As with most of these types of things, I had a need. I want to show how using sys.dm_exec_[requests/sessions/connections] is better than sp_who. Particularly when you have a large number of connections. Well in order to do that I need a large number of connections right? Now I’m sure someone out there has a script to generate somewhat random connections but writing one myself would be good practice and I’d like to get better at Powershell anyway. In the end I need some help and as aways it was plentiful and easy to find. So thanks to Derik Hammer (b/t), Drew Furgiuele(b/t), and of course it wouldn’t be a PoSH script if I didn’t get help from Mike Fal (b/t). (To be honest Mike actually wrote most of the final script)
This is great for demonstrations, and with a few tweaks you can turn this into a very poor man’s load tester.
The next time you run a query (you might need to close all your query windows or restart SSMS, you usually do with this sort of change in SSMS) it’ll beep when the query is done.
Personally I’ve actually used this as an alarm clock when doing long running overnight deployments so that I’d get woken up when the script was done so I could start the next step. It’s also handy when you want to leave the room / your desk while queries are running.
I must have seen that screen dozens of times and never once noticed this checkbox.
To solve the performance problem I went straight to the DefaultBufferMaxRows setting and set it to be equal of the maximum number of rows in a Row Group – 1048576. Together with the AutoAdjustBufferSize setting it helps the actual current size of the DataFlow Buffer that will be used for transferring the data from the source to the destination table.
What should I say – it worked like magic:
I guess that with 2:09 Minutes the clear winner of this test is the configuration with AutoAdjustBufferSize set to True and the DefaultBufferMaxRows to 1048576. It took less then a half of the time with just AutoAdjustBufferSize activated and the insertion process was executed with the help of the Bulk Load API – meaning that we did not have to wait for the Tuple Mover or to execute it manually.

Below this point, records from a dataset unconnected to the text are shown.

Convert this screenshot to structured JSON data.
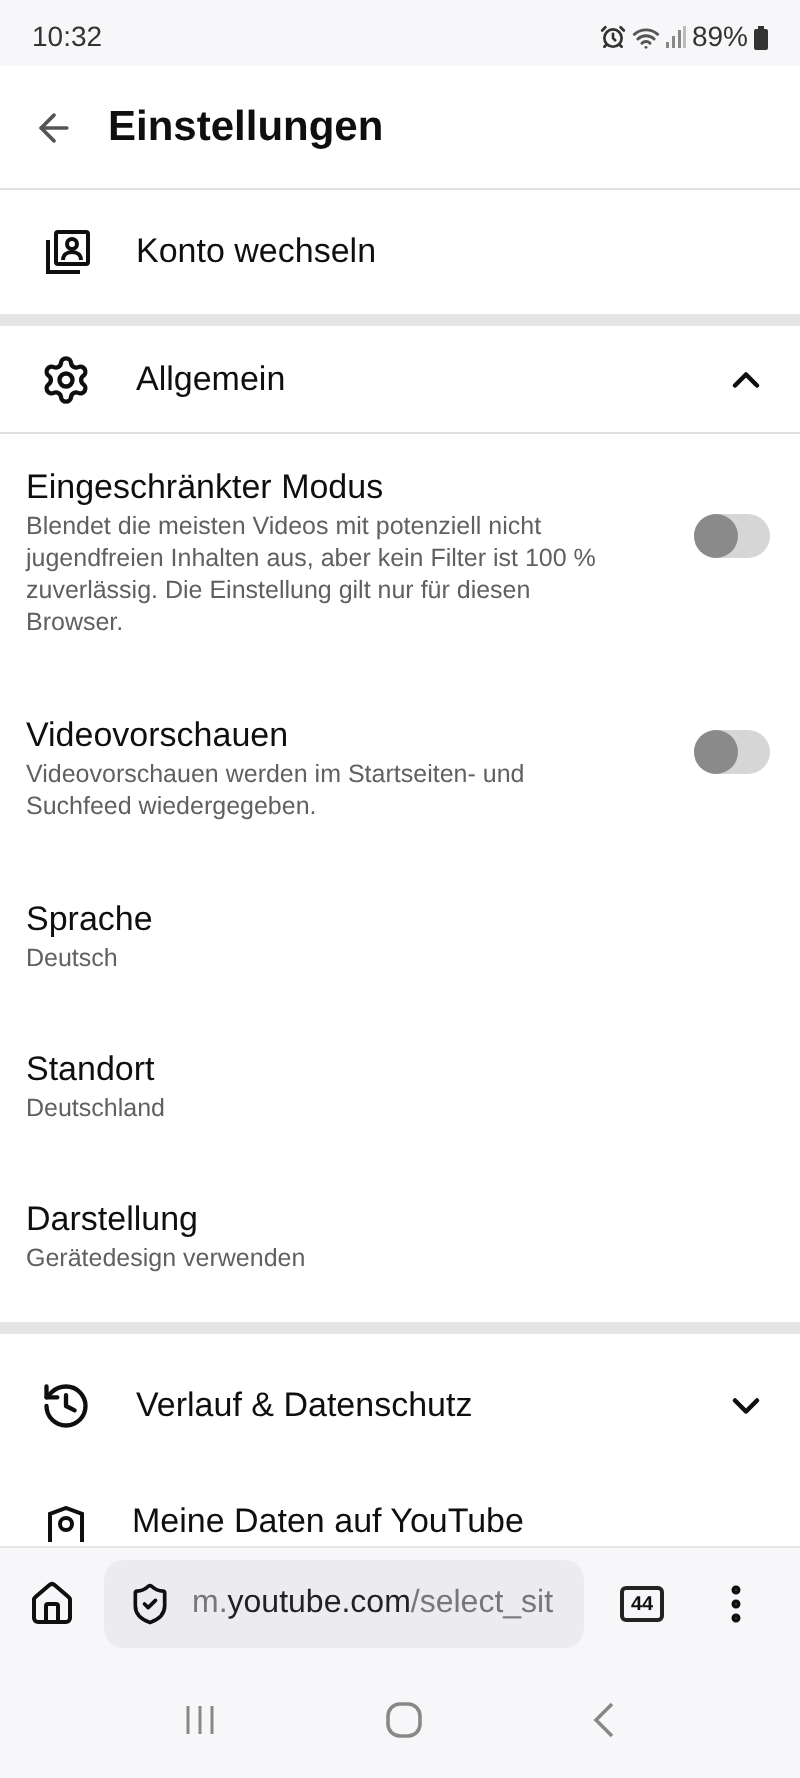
{
  "status_bar": {
    "time": "10:32",
    "battery": "89%"
  },
  "header": {
    "title": "Einstellungen"
  },
  "account": {
    "label": "Konto wechseln"
  },
  "sections": [
    {
      "kind": "general",
      "label": "Allgemein",
      "expanded": true,
      "items": [
        {
          "kind": "toggle",
          "title": "Eingeschränkter Modus",
          "description": "Blendet die meisten Videos mit potenziell nicht jugendfreien Inhalten aus, aber kein Filter ist 100 % zuverlässig. Die Einstellung gilt nur für diesen Browser.",
          "on": false
        },
        {
          "kind": "toggle",
          "title": "Videovorschauen",
          "description": "Videovorschauen werden im Startseiten- und Suchfeed wiedergegeben.",
          "on": false
        },
        {
          "kind": "value",
          "title": "Sprache",
          "description": "Deutsch"
        },
        {
          "kind": "value",
          "title": "Standort",
          "description": "Deutschland"
        },
        {
          "kind": "value",
          "title": "Darstellung",
          "description": "Gerätedesign verwenden"
        }
      ]
    },
    {
      "kind": "history",
      "label": "Verlauf & Datenschutz",
      "expanded": false
    }
  ],
  "next_item": {
    "label": "Meine Daten auf YouTube"
  },
  "browser_bar": {
    "url_prefix": "m.",
    "url_domain": "youtube.com",
    "url_path": "/select_sit",
    "tab_count": "44"
  }
}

Doubling insertion performance is nothing to scoff, especially for something like columnstore tables, where we expect millions (or more) of rows to be inserted.

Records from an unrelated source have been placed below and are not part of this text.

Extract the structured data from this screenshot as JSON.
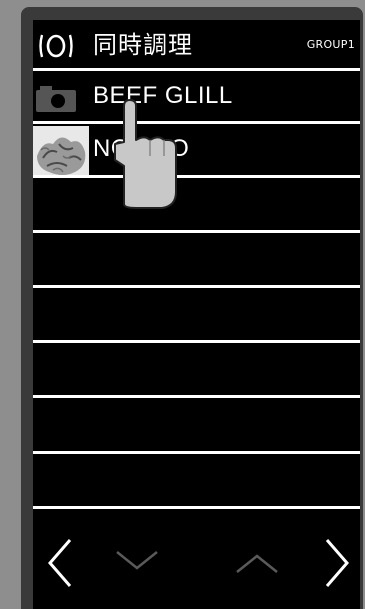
{
  "header": {
    "title": "同時調理",
    "group_label": "GROUP1",
    "icon": "cooking-pot-icon"
  },
  "recipes": [
    {
      "label": "BEEF GLILL",
      "thumbnail": "camera-icon"
    },
    {
      "label": "NOKKIO",
      "thumbnail": "food-photo"
    }
  ],
  "nav": {
    "prev": "chevron-left-icon",
    "scroll_down": "chevron-down-icon",
    "scroll_up": "chevron-up-icon",
    "next": "chevron-right-icon"
  },
  "colors": {
    "screen_bg": "#000000",
    "text": "#ffffff",
    "separator": "#ffffff",
    "dim_arrow": "#5a5a5a",
    "device_frame": "#3a3a3a",
    "hand": "#c8c8c8"
  }
}
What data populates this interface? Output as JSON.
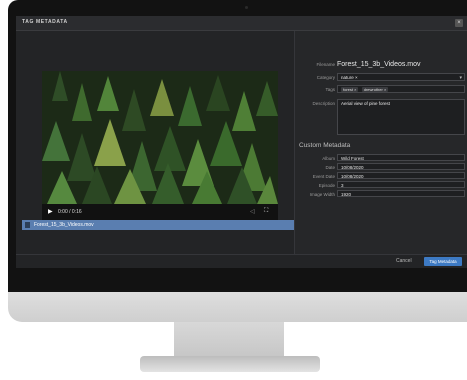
{
  "dialog": {
    "title": "TAG METADATA",
    "close_glyph": "×"
  },
  "player": {
    "play_glyph": "▶",
    "time": "0:00 / 0:16",
    "volume_glyph": "◁",
    "fullscreen_glyph": "⛶",
    "progress": 0.0
  },
  "file_list": {
    "items": [
      {
        "name": "Forest_15_3b_Videos.mov"
      }
    ]
  },
  "form": {
    "filename_label": "Filename",
    "filename_value": "Forest_15_3b_Videos.mov",
    "category_label": "Category",
    "category_value": "nature ×",
    "tags_label": "Tags",
    "tags": [
      "forest ×",
      "drewrother ×"
    ],
    "description_label": "Description",
    "description_value": "Aerial view of pine forest"
  },
  "custom_metadata": {
    "heading": "Custom Metadata",
    "fields": [
      {
        "label": "Album",
        "value": "Wild Forest"
      },
      {
        "label": "Date",
        "value": "10/08/2020"
      },
      {
        "label": "Event Date",
        "value": "10/08/2020"
      },
      {
        "label": "Episode",
        "value": "3"
      },
      {
        "label": "Image Width",
        "value": "1920"
      }
    ]
  },
  "footer": {
    "cancel_label": "Cancel",
    "primary_label": "Tag Metadata"
  }
}
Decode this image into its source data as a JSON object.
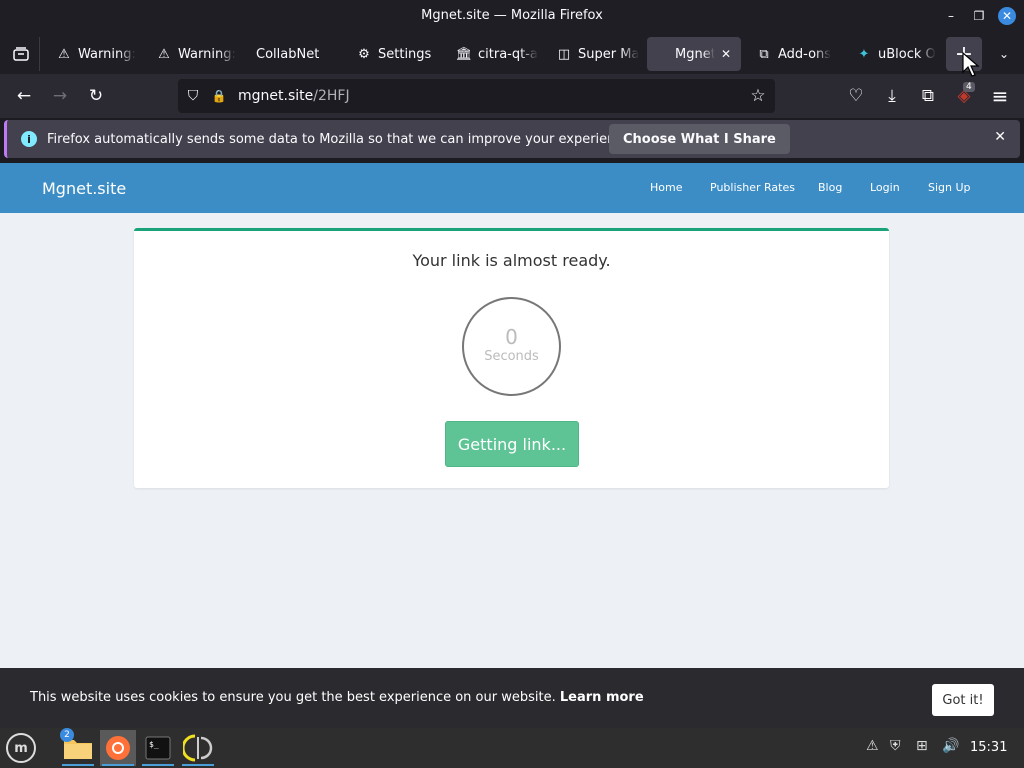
{
  "window": {
    "title": "Mgnet.site — Mozilla Firefox",
    "minimize_glyph": "–",
    "maximize_glyph": "❐",
    "close_glyph": "✕"
  },
  "tabs": [
    {
      "label": "Warning:",
      "icon": "warning-icon",
      "glyph": "⚠"
    },
    {
      "label": "Warning:",
      "icon": "warning-icon",
      "glyph": "⚠"
    },
    {
      "label": "CollabNet",
      "icon": "none",
      "glyph": ""
    },
    {
      "label": "Settings",
      "icon": "gear-icon",
      "glyph": "⚙"
    },
    {
      "label": "citra-qt-a",
      "icon": "bank-icon",
      "glyph": "🏛"
    },
    {
      "label": "Super Ma",
      "icon": "book-icon",
      "glyph": "◫"
    },
    {
      "label": "Mgnet.",
      "icon": "none",
      "glyph": "",
      "active": true
    },
    {
      "label": "Add-ons",
      "icon": "puzzle-icon",
      "glyph": "⧉"
    },
    {
      "label": "uBlock O",
      "icon": "ublock-icon",
      "glyph": "✦"
    }
  ],
  "tab_close_glyph": "✕",
  "new_tab_glyph": "+",
  "tab_overflow_glyph": "⌄",
  "navbar": {
    "back_glyph": "←",
    "forward_glyph": "→",
    "reload_glyph": "↻",
    "url_domain": "mgnet.site",
    "url_path": "/2HFJ",
    "shield_glyph": "⛉",
    "lock_glyph": "🔒",
    "star_glyph": "☆",
    "pocket_glyph": "♡",
    "download_glyph": "⤓",
    "extensions_glyph": "⧉",
    "ublock_glyph": "◈",
    "ublock_count": "4",
    "menu_glyph": "≡"
  },
  "notification": {
    "text": "Firefox automatically sends some data to Mozilla so that we can improve your experience.",
    "button_label": "Choose What I Share",
    "info_glyph": "i",
    "close_glyph": "✕"
  },
  "site": {
    "brand": "Mgnet.site",
    "nav": [
      "Home",
      "Publisher Rates",
      "Blog",
      "Login",
      "Sign Up"
    ],
    "heading": "Your link is almost ready.",
    "timer_value": "0",
    "timer_unit": "Seconds",
    "button_label": "Getting link..."
  },
  "cookie": {
    "text": "This website uses cookies to ensure you get the best experience on our website.",
    "learn_more": "Learn more",
    "button": "Got it!"
  },
  "taskbar": {
    "menu_glyph": "m",
    "files_badge": "2",
    "clock": "15:31"
  },
  "colors": {
    "site_nav": "#3c8dc5",
    "card_accent": "#1aa37a",
    "button_green": "#5ec495"
  }
}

With the SQL Server 2005 end date approaching, you may find yourself migrating databases. One of the gotchas with any database migration is orphaned users. Below is a script I put together, and have been using for years, to help me resolve issues with orphaned users:
I’m not a fan of the sp_msforeachdb in there because there are issues which can cause “each” database to skip databases. If you have installation authority, Aaron Bertrand’s sp_foreachdb is a better alternative, and if you need to do Insert/Exec calls, there’s a newer version which removes the INSERT/EXEC in that procedure.

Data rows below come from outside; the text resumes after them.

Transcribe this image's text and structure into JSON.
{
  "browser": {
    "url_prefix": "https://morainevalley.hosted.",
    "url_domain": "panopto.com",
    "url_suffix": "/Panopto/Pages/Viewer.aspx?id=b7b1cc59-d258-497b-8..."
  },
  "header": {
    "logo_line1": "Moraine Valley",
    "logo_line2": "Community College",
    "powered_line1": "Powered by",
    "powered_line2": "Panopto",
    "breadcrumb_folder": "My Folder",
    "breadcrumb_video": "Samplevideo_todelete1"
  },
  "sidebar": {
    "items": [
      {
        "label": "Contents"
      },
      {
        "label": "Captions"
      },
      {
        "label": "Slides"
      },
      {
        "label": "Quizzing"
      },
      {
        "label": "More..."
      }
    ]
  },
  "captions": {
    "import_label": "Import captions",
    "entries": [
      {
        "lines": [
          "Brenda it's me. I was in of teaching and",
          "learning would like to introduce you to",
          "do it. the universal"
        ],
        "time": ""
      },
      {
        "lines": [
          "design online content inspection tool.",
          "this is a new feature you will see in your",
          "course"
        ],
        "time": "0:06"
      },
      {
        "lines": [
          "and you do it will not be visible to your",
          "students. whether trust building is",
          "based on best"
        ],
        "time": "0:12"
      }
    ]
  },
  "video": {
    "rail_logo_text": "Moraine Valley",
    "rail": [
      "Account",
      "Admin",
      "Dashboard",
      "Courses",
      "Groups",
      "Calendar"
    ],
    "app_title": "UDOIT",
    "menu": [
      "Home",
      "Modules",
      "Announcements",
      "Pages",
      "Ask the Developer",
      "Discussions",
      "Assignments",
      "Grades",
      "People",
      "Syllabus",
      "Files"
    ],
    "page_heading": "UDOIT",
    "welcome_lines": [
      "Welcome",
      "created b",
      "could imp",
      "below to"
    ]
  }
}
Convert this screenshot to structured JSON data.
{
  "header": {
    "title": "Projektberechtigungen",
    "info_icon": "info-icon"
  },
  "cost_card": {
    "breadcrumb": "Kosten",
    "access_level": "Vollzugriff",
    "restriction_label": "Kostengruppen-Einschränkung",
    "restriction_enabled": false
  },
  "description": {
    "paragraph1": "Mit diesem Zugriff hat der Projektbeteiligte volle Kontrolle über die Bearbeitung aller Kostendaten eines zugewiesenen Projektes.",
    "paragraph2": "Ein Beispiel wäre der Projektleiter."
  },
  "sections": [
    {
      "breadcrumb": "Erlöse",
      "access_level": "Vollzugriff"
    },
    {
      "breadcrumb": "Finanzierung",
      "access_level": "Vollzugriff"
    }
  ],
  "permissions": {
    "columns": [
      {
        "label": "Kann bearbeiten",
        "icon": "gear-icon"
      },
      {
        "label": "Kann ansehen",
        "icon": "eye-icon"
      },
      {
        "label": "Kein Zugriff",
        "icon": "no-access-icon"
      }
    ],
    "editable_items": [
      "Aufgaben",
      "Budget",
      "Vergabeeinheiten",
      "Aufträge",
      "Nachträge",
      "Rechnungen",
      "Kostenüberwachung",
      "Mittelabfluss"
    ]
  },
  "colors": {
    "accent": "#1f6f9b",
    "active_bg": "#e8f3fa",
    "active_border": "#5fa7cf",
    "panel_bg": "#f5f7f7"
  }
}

There may come a time when you need to generate a list of SQL logins and the last time their password was changed. By using the LOGINPROPERTY of the name in sys.server_principals we can generate such a list.
Note: This will only work with SQL logins.
If you want (or need) to know that passwords are being updated but can’t turn on password policies, this at least answers the initial question.
A stored procedure with a single
@ProductIDparameter would allow us to add
WHERE ProductID = @ProductIDto both derived tables, which would make the query really fast. In my testing, it ran in under 100ms.
The problem is that this would require numerous code changes to the existing system. Many of the queries that rely on the view also use additional
WHEREconditions, meaning that a stored procedure is impractical.
Enter the table-valued user-defined function, or TVF.
I’m glad that the TVF worked out for him, but personally, I’m not a big fan of functions. In this case, though, it does the trick and leaves everyone happy.